(Excerpts from an interface dataset)

*** Block opens ***

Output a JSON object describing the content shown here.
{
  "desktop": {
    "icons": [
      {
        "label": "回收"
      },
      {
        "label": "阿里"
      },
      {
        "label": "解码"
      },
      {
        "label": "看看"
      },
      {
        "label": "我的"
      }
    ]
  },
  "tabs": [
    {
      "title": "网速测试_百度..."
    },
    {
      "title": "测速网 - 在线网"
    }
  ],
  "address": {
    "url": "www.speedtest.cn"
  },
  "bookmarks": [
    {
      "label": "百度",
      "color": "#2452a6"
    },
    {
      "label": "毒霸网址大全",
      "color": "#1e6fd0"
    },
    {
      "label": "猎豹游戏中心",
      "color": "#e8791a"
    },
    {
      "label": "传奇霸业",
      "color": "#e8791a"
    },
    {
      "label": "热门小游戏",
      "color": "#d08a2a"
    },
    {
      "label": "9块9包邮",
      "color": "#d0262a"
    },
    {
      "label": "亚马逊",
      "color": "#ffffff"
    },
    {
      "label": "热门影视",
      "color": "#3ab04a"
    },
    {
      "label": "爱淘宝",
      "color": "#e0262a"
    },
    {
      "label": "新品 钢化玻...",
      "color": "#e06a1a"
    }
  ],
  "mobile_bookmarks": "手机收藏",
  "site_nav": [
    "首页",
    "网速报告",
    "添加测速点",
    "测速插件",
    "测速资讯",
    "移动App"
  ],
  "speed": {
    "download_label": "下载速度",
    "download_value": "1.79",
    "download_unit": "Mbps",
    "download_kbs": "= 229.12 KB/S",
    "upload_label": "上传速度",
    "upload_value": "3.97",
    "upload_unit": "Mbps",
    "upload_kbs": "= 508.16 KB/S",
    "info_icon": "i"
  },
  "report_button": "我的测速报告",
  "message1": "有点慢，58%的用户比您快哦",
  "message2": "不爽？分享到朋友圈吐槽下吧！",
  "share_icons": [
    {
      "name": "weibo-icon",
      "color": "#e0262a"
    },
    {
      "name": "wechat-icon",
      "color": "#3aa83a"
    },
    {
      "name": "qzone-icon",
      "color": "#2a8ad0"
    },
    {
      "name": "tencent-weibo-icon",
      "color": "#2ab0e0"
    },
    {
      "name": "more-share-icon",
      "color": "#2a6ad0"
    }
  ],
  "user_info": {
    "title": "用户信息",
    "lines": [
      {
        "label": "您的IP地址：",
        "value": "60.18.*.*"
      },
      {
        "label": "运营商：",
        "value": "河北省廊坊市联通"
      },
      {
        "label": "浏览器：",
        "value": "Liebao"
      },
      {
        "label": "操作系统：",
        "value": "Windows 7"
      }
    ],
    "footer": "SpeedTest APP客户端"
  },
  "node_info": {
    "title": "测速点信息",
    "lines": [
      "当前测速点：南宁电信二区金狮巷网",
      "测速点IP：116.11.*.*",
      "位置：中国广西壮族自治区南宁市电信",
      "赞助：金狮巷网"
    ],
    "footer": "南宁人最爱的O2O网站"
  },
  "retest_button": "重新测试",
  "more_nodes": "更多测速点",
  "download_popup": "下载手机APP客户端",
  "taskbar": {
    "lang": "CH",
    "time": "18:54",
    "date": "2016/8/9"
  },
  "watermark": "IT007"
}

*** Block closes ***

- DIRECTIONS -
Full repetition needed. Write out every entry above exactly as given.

- ANSWER TO THIS TASK -
Output a JSON object describing the content shown here.
{
  "desktop": {
    "icons": [
      {
        "label": "回收"
      },
      {
        "label": "阿里"
      },
      {
        "label": "解码"
      },
      {
        "label": "看看"
      },
      {
        "label": "我的"
      }
    ]
  },
  "tabs": [
    {
      "title": "网速测试_百度..."
    },
    {
      "title": "测速网 - 在线网"
    }
  ],
  "address": {
    "url": "www.speedtest.cn"
  },
  "bookmarks": [
    {
      "label": "百度",
      "color": "#2452a6"
    },
    {
      "label": "毒霸网址大全",
      "color": "#1e6fd0"
    },
    {
      "label": "猎豹游戏中心",
      "color": "#e8791a"
    },
    {
      "label": "传奇霸业",
      "color": "#e8791a"
    },
    {
      "label": "热门小游戏",
      "color": "#d08a2a"
    },
    {
      "label": "9块9包邮",
      "color": "#d0262a"
    },
    {
      "label": "亚马逊",
      "color": "#ffffff"
    },
    {
      "label": "热门影视",
      "color": "#3ab04a"
    },
    {
      "label": "爱淘宝",
      "color": "#e0262a"
    },
    {
      "label": "新品 钢化玻...",
      "color": "#e06a1a"
    }
  ],
  "mobile_bookmarks": "手机收藏",
  "site_nav": [
    "首页",
    "网速报告",
    "添加测速点",
    "测速插件",
    "测速资讯",
    "移动App"
  ],
  "speed": {
    "download_label": "下载速度",
    "download_value": "1.79",
    "download_unit": "Mbps",
    "download_kbs": "= 229.12 KB/S",
    "upload_label": "上传速度",
    "upload_value": "3.97",
    "upload_unit": "Mbps",
    "upload_kbs": "= 508.16 KB/S",
    "info_icon": "i"
  },
  "report_button": "我的测速报告",
  "message1": "有点慢，58%的用户比您快哦",
  "message2": "不爽？分享到朋友圈吐槽下吧！",
  "share_icons": [
    {
      "name": "weibo-icon",
      "color": "#e0262a"
    },
    {
      "name": "wechat-icon",
      "color": "#3aa83a"
    },
    {
      "name": "qzone-icon",
      "color": "#2a8ad0"
    },
    {
      "name": "tencent-weibo-icon",
      "color": "#2ab0e0"
    },
    {
      "name": "more-share-icon",
      "color": "#2a6ad0"
    }
  ],
  "user_info": {
    "title": "用户信息",
    "lines": [
      {
        "label": "您的IP地址：",
        "value": "60.18.*.*"
      },
      {
        "label": "运营商：",
        "value": "河北省廊坊市联通"
      },
      {
        "label": "浏览器：",
        "value": "Liebao"
      },
      {
        "label": "操作系统：",
        "value": "Windows 7"
      }
    ],
    "footer": "SpeedTest APP客户端"
  },
  "node_info": {
    "title": "测速点信息",
    "lines": [
      "当前测速点：南宁电信二区金狮巷网",
      "测速点IP：116.11.*.*",
      "位置：中国广西壮族自治区南宁市电信",
      "赞助：金狮巷网"
    ],
    "footer": "南宁人最爱的O2O网站"
  },
  "retest_button": "重新测试",
  "more_nodes": "更多测速点",
  "download_popup": "下载手机APP客户端",
  "taskbar": {
    "lang": "CH",
    "time": "18:54",
    "date": "2016/8/9"
  },
  "watermark": "IT007"
}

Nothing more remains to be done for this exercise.